Your assignment
Pull every line that includes the word "Pavel" from the data.

*** Record excerpts ***

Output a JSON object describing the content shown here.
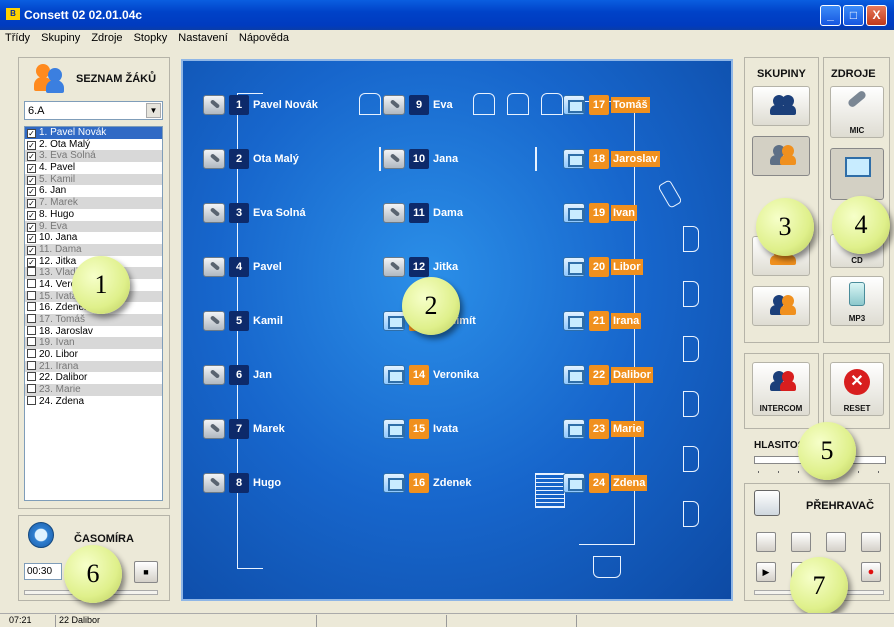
{
  "window": {
    "title": "Consett 02 02.01.04c",
    "icon_text": "B",
    "btn_min": "_",
    "btn_max": "□",
    "btn_close": "X"
  },
  "menu": [
    "Třídy",
    "Skupiny",
    "Zdroje",
    "Stopky",
    "Nastavení",
    "Nápověda"
  ],
  "students_panel": {
    "title": "SEZNAM ŽÁKŮ",
    "class_selected": "6.A",
    "dropdown_arrow": "▼",
    "items": [
      {
        "label": "1. Pavel Novák",
        "checked": true,
        "state": "selected"
      },
      {
        "label": "2. Ota Malý",
        "checked": true,
        "state": "normal"
      },
      {
        "label": "3. Eva Solná",
        "checked": true,
        "state": "gray"
      },
      {
        "label": "4. Pavel",
        "checked": true,
        "state": "normal"
      },
      {
        "label": "5. Kamil",
        "checked": true,
        "state": "gray"
      },
      {
        "label": "6. Jan",
        "checked": true,
        "state": "normal"
      },
      {
        "label": "7. Marek",
        "checked": true,
        "state": "gray"
      },
      {
        "label": "8. Hugo",
        "checked": true,
        "state": "normal"
      },
      {
        "label": "9. Eva",
        "checked": true,
        "state": "gray"
      },
      {
        "label": "10. Jana",
        "checked": true,
        "state": "normal"
      },
      {
        "label": "11. Dama",
        "checked": true,
        "state": "gray"
      },
      {
        "label": "12. Jitka",
        "checked": true,
        "state": "normal"
      },
      {
        "label": "13. Vladimít",
        "checked": false,
        "state": "gray"
      },
      {
        "label": "14. Veronika",
        "checked": false,
        "state": "normal"
      },
      {
        "label": "15. Ivata",
        "checked": false,
        "state": "gray"
      },
      {
        "label": "16. Zdenek",
        "checked": false,
        "state": "normal"
      },
      {
        "label": "17. Tomáš",
        "checked": false,
        "state": "gray"
      },
      {
        "label": "18. Jaroslav",
        "checked": false,
        "state": "normal"
      },
      {
        "label": "19. Ivan",
        "checked": false,
        "state": "gray"
      },
      {
        "label": "20. Libor",
        "checked": false,
        "state": "normal"
      },
      {
        "label": "21. Irana",
        "checked": false,
        "state": "gray"
      },
      {
        "label": "22. Dalibor",
        "checked": false,
        "state": "normal"
      },
      {
        "label": "23. Marie",
        "checked": false,
        "state": "gray"
      },
      {
        "label": "24. Zdena",
        "checked": false,
        "state": "normal"
      }
    ]
  },
  "stopwatch": {
    "title": "ČASOMÍRA",
    "time": "00:30",
    "stop_symbol": "■"
  },
  "classroom": {
    "seats": [
      {
        "n": "1",
        "name": "Pavel Novák",
        "type": "mic"
      },
      {
        "n": "2",
        "name": "Ota Malý",
        "type": "mic"
      },
      {
        "n": "3",
        "name": "Eva Solná",
        "type": "mic"
      },
      {
        "n": "4",
        "name": "Pavel",
        "type": "mic"
      },
      {
        "n": "5",
        "name": "Kamil",
        "type": "mic"
      },
      {
        "n": "6",
        "name": "Jan",
        "type": "mic"
      },
      {
        "n": "7",
        "name": "Marek",
        "type": "mic"
      },
      {
        "n": "8",
        "name": "Hugo",
        "type": "mic"
      },
      {
        "n": "9",
        "name": "Eva",
        "type": "mic"
      },
      {
        "n": "10",
        "name": "Jana",
        "type": "mic"
      },
      {
        "n": "11",
        "name": "Dama",
        "type": "mic"
      },
      {
        "n": "12",
        "name": "Jitka",
        "type": "mic"
      },
      {
        "n": "13",
        "name": "Vladimít",
        "type": "comp"
      },
      {
        "n": "14",
        "name": "Veronika",
        "type": "comp"
      },
      {
        "n": "15",
        "name": "Ivata",
        "type": "comp"
      },
      {
        "n": "16",
        "name": "Zdenek",
        "type": "comp"
      },
      {
        "n": "17",
        "name": "Tomáš",
        "type": "comp"
      },
      {
        "n": "18",
        "name": "Jaroslav",
        "type": "comp"
      },
      {
        "n": "19",
        "name": "Ivan",
        "type": "comp"
      },
      {
        "n": "20",
        "name": "Libor",
        "type": "comp"
      },
      {
        "n": "21",
        "name": "Irana",
        "type": "comp"
      },
      {
        "n": "22",
        "name": "Dalibor",
        "type": "comp"
      },
      {
        "n": "23",
        "name": "Marie",
        "type": "comp"
      },
      {
        "n": "24",
        "name": "Zdena",
        "type": "comp"
      }
    ]
  },
  "groups": {
    "title": "SKUPINY"
  },
  "sources": {
    "title": "ZDROJE",
    "mic": "MIC",
    "cd": "CD",
    "mp3": "MP3"
  },
  "intercom": {
    "label": "INTERCOM"
  },
  "reset": {
    "label": "RESET",
    "symbol": "✕"
  },
  "volume": {
    "label": "HLASITOST"
  },
  "player": {
    "title": "PŘEHRAVAČ",
    "play_symbol": "▶",
    "rec_symbol": "●"
  },
  "callouts": [
    "1",
    "2",
    "3",
    "4",
    "5",
    "6",
    "7"
  ],
  "status": {
    "time": "07:21",
    "student": "22 Dalibor"
  },
  "colors": {
    "titlebar": "#0042c8",
    "seat_dark": "#0d2a6a",
    "seat_orange": "#f0901e",
    "classroom": "#1766cc",
    "callout": "#dff08b"
  }
}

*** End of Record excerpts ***

Answer for this exercise
        "label": "1. Pavel Novák",
        "label": "4. Pavel",
        "name": "Pavel Novák",
        "name": "Pavel",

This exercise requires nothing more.